[Stored data entries]
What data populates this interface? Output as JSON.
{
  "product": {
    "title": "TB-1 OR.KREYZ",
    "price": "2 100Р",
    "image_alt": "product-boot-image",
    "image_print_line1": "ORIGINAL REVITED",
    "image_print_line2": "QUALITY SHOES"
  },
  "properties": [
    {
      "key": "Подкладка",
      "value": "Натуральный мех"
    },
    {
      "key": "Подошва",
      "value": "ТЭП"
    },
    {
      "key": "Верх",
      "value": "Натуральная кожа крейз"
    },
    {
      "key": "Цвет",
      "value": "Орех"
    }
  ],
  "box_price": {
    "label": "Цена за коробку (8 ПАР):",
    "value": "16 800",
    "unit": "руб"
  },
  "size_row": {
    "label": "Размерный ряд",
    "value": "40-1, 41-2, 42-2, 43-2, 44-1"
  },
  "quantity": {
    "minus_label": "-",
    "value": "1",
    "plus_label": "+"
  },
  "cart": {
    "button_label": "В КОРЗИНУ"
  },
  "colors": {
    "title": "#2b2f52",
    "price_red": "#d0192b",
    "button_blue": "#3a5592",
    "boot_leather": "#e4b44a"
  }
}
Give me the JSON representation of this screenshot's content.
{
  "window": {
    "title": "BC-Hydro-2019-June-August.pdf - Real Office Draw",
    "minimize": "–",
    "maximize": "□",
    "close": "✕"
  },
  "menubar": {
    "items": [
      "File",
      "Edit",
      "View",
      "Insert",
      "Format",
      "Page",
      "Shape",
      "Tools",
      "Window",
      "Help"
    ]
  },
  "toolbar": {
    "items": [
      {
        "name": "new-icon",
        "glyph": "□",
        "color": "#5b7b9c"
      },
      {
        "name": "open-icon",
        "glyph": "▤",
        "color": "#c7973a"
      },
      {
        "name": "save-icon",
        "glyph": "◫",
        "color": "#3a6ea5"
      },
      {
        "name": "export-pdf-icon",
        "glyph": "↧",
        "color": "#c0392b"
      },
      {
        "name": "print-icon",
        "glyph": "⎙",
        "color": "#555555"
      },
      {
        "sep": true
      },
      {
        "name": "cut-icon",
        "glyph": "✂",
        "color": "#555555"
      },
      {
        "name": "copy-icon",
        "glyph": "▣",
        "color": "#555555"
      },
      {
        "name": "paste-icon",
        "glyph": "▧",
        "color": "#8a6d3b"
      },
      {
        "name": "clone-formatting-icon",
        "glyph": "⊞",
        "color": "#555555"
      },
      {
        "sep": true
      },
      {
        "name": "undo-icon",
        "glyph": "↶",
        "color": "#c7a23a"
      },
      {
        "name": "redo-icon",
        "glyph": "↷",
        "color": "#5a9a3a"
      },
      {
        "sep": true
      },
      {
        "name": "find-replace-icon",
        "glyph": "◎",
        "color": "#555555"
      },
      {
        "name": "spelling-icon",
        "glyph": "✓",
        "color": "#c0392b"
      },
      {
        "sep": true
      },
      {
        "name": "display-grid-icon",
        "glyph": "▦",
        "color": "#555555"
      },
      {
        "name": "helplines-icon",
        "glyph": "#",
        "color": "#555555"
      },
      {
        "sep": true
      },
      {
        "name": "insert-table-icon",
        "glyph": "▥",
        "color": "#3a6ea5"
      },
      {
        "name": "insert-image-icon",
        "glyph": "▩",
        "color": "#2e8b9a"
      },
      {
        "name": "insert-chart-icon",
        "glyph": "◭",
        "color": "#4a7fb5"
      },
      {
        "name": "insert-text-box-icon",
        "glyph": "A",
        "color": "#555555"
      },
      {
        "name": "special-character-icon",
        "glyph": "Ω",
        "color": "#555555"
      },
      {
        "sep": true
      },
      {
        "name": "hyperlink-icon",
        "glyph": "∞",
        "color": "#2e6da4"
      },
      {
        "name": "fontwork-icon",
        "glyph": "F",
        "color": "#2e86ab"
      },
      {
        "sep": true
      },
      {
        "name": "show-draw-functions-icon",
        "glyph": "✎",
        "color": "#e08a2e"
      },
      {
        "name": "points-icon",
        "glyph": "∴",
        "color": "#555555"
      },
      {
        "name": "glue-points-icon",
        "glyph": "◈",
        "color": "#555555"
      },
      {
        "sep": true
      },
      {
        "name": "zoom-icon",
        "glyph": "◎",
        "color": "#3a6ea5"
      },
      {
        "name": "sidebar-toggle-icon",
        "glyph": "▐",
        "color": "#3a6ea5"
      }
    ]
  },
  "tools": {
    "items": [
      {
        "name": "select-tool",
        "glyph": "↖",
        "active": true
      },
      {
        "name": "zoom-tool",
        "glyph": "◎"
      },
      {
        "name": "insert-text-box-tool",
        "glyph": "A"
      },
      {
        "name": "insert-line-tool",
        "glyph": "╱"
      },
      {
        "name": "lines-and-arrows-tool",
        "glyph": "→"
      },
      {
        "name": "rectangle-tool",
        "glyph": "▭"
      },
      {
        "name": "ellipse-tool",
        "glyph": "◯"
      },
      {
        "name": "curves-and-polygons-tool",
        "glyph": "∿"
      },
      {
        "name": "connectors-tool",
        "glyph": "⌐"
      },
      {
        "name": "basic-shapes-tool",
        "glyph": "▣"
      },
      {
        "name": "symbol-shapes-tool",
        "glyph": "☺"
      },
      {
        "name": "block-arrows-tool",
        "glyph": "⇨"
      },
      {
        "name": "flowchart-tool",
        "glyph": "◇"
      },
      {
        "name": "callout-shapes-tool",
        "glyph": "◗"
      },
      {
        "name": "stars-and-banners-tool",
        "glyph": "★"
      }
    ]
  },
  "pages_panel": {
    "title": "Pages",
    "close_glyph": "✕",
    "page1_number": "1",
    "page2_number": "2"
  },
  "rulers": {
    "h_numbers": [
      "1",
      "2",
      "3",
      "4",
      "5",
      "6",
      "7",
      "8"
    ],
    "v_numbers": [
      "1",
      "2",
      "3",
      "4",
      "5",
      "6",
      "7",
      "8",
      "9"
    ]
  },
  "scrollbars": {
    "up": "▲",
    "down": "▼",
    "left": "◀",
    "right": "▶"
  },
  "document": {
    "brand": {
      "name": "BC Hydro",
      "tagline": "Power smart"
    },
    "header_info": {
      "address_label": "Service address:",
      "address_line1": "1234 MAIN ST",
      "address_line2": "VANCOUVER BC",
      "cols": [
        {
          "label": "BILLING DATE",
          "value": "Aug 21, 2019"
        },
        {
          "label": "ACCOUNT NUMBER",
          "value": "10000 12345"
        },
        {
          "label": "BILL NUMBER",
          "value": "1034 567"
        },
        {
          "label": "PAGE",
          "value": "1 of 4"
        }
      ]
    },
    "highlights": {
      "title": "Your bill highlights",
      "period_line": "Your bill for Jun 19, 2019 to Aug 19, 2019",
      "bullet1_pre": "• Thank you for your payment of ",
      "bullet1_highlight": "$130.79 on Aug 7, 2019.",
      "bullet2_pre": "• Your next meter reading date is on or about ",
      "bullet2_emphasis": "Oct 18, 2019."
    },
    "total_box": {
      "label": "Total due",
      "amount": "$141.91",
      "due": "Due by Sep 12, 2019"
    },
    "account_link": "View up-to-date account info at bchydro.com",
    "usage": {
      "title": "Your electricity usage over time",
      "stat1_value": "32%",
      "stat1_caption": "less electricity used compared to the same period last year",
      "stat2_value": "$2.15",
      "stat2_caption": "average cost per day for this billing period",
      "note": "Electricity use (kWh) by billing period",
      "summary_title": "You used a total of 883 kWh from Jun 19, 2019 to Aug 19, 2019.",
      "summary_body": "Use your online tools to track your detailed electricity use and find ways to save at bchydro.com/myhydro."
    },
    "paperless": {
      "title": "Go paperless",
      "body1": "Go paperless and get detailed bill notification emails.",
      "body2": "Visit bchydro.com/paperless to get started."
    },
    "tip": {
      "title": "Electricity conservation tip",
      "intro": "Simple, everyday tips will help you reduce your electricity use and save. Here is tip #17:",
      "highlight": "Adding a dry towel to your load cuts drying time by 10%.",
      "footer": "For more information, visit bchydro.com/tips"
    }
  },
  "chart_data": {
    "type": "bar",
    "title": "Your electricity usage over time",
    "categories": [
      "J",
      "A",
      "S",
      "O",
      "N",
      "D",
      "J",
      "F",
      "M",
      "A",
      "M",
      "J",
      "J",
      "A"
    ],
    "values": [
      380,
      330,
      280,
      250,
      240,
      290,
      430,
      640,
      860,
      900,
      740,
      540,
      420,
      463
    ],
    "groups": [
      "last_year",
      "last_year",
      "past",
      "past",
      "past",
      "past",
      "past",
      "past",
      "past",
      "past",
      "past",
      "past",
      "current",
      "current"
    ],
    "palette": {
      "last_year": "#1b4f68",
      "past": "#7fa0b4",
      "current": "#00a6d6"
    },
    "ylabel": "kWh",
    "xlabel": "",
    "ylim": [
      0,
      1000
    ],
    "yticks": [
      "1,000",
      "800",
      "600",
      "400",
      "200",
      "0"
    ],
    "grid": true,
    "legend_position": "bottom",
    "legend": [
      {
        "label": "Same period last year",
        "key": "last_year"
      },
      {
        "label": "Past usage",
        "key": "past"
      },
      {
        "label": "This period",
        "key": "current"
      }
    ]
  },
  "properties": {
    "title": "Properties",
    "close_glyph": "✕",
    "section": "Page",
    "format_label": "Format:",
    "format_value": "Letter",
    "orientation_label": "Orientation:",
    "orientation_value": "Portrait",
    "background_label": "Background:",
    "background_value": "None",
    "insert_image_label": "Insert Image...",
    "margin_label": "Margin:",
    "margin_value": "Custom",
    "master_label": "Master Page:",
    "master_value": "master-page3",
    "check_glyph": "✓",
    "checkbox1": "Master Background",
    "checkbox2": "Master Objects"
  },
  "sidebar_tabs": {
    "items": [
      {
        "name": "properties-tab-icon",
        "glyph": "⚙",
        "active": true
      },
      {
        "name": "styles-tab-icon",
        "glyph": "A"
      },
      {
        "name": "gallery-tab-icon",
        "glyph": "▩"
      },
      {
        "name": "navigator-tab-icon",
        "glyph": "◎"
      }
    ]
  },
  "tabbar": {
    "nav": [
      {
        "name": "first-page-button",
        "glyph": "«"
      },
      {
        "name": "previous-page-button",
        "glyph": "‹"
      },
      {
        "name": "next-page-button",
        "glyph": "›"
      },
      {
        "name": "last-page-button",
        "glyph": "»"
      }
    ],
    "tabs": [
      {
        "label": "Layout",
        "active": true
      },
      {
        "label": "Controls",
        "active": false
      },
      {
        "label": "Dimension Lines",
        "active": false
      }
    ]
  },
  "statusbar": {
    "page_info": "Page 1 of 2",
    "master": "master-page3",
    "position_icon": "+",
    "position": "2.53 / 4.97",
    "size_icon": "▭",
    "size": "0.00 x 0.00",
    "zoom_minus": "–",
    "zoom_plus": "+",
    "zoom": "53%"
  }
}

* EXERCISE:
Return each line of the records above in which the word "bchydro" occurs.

* TASK OUTPUT:
    "account_link": "View up-to-date account info at bchydro.com",
      "summary_body": "Use your online tools to track your detailed electricity use and find ways to save at bchydro.com/myhydro."
      "body2": "Visit bchydro.com/paperless to get started."
      "footer": "For more information, visit bchydro.com/tips"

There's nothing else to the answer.